County schools were closed Friday and will re-open Tuesday. Monday is Presidents Day, a federal holiday.

Barnwell City Administrator John Zawacki said crews are still working to clear fallen limbs from streets and that residents can start putting their debris on the side of the road. The city is working with the county to bring in a cleanup crew to pickup the debris in the coming days and weeks. The county has a company on retainer for that job, Zawacki said.

The main focus in the town of Williston is clearing the streets too, Town Administrator Kenny Cook said, and crews are making good progress. He said that would continue to be the focus in the next few days.

Cook asked that people clearing debris in their yard simply put it by the side of the road and cut it into pieces no longer than 5 feet.

Cook said Wednesday's regular garbage route should be run today. Residents whose garbage isn't picked up can leave it by the side of the road and call town hall if it's not picked up by Friday.

Blackville Mayor Mike Beasley said power is coming back on across the town and crews are working to clear the roads, which he said are in good shape. He said the town is working on a cleanup plan and residents should call Town Hall with questions or issues to report.

County offices were closed Friday, but the county's Emergency Management Director Roger Riley and his crews were working to survey the situation, clear roads of debris and assist residents. 

County Administrator Pickens Williams Jr. has been out with crews and said they are working on secondary roads and dirt roads, which still have plenty of debris on them. He said the county's public works crew, Sheriff's Department and firefighters are working together.

Residents should not bring their debris to the county landfill, officials have said. The state has been declared a federal disaster zone, which means communities can receive Federal Emergency Management Agency funds to help pay for the cleanup process. The towns and county must keep track of expenses and follow specific protocol to receive funds.

Officials are encouraging people to be patient, especially with power outages. If you don't have power and think there may be damaged lines in your area, you should call your power provider to notify them.

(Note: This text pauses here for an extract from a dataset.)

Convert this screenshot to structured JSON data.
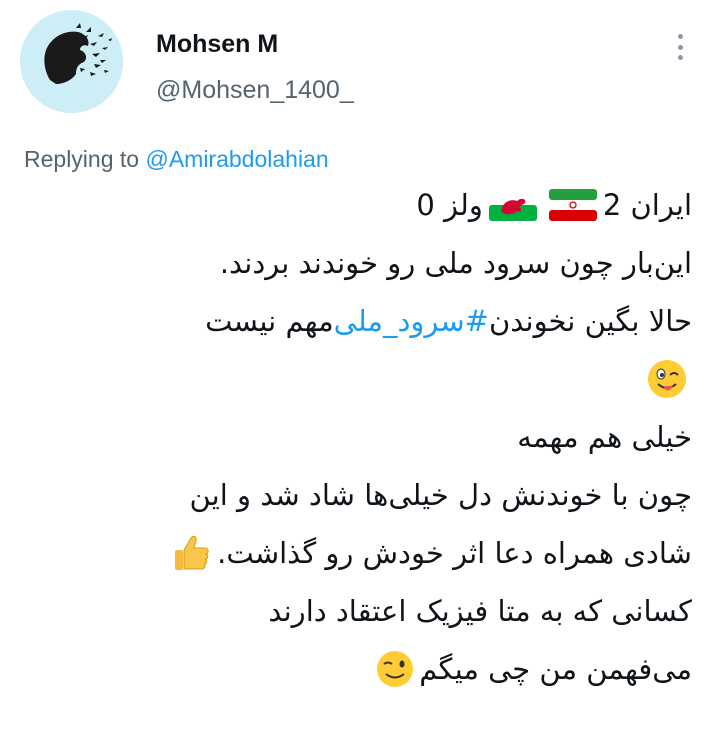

Town and county officials are working together to develop a cleanup plan for all the debris. Cook, in Williston, said the town may look into finding a place to burn all the fallen limbs and debris.

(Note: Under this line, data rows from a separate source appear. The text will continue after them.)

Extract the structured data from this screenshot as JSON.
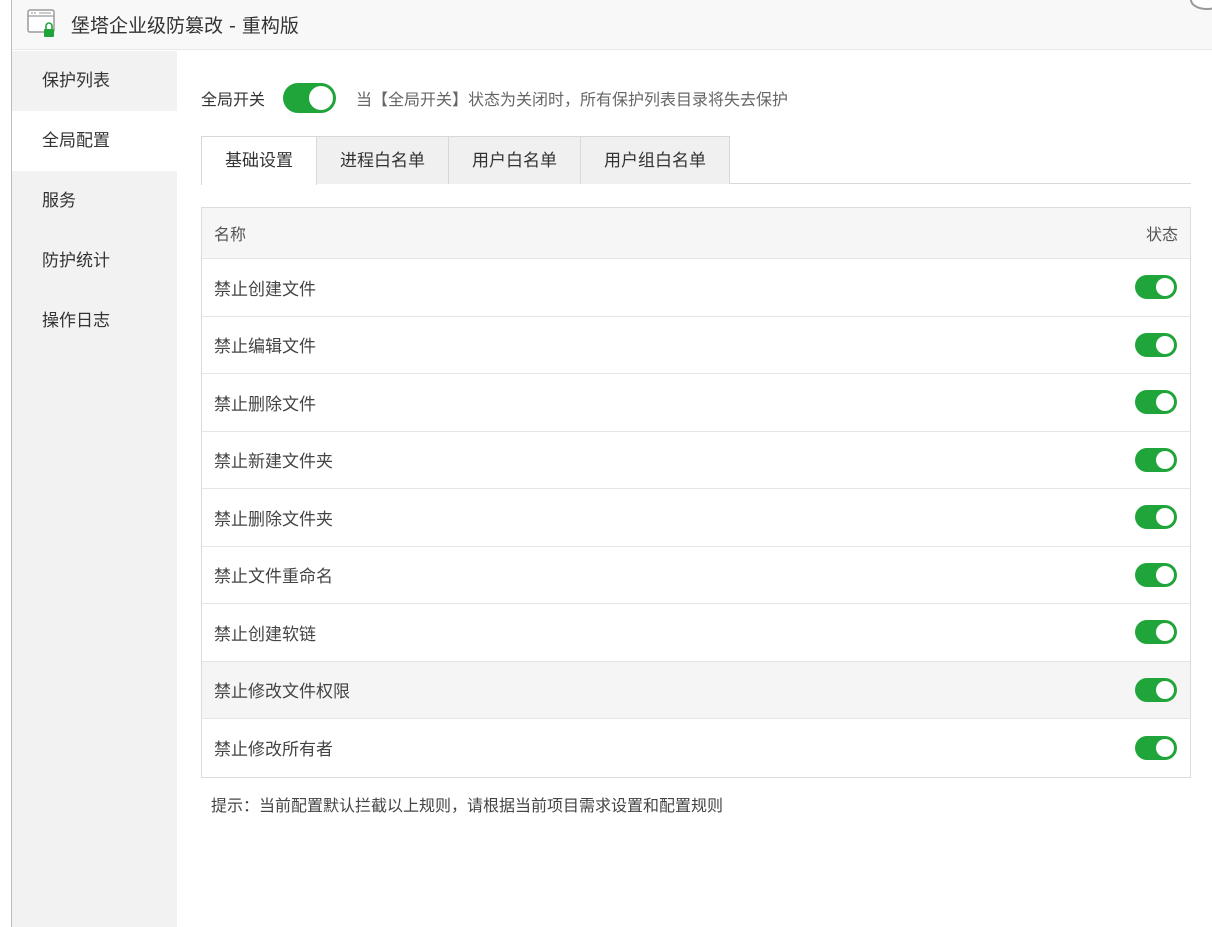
{
  "window": {
    "title": "堡塔企业级防篡改 - 重构版"
  },
  "sidebar": {
    "items": [
      {
        "label": "保护列表",
        "active": false
      },
      {
        "label": "全局配置",
        "active": true
      },
      {
        "label": "服务",
        "active": false
      },
      {
        "label": "防护统计",
        "active": false
      },
      {
        "label": "操作日志",
        "active": false
      }
    ]
  },
  "global": {
    "label": "全局开关",
    "enabled": true,
    "hint": "当【全局开关】状态为关闭时，所有保护列表目录将失去保护"
  },
  "tabs": [
    {
      "label": "基础设置",
      "active": true
    },
    {
      "label": "进程白名单",
      "active": false
    },
    {
      "label": "用户白名单",
      "active": false
    },
    {
      "label": "用户组白名单",
      "active": false
    }
  ],
  "table": {
    "columns": [
      "名称",
      "状态"
    ],
    "rows": [
      {
        "name": "禁止创建文件",
        "enabled": true
      },
      {
        "name": "禁止编辑文件",
        "enabled": true
      },
      {
        "name": "禁止删除文件",
        "enabled": true
      },
      {
        "name": "禁止新建文件夹",
        "enabled": true
      },
      {
        "name": "禁止删除文件夹",
        "enabled": true
      },
      {
        "name": "禁止文件重命名",
        "enabled": true
      },
      {
        "name": "禁止创建软链",
        "enabled": true
      },
      {
        "name": "禁止修改文件权限",
        "enabled": true
      },
      {
        "name": "禁止修改所有者",
        "enabled": true
      }
    ]
  },
  "tip": "提示：当前配置默认拦截以上规则，请根据当前项目需求设置和配置规则",
  "colors": {
    "accent": "#20a53a",
    "sidebar_bg": "#f2f2f2"
  }
}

Officals expressed their gratitude and thanks to all the crews and firefighters who worked during the storm and will continue to work during the cleanup.

Dicks said people without power should switch off their main breaker to avoid any power surges or issues that could occur if there is a damaged power line in their area. 

If you don't have power and are trying to heat your home, make sure you use an appliance that is approved for indoor use, Dicks said. Don't use charcoal and lighter fluid indoors, he said.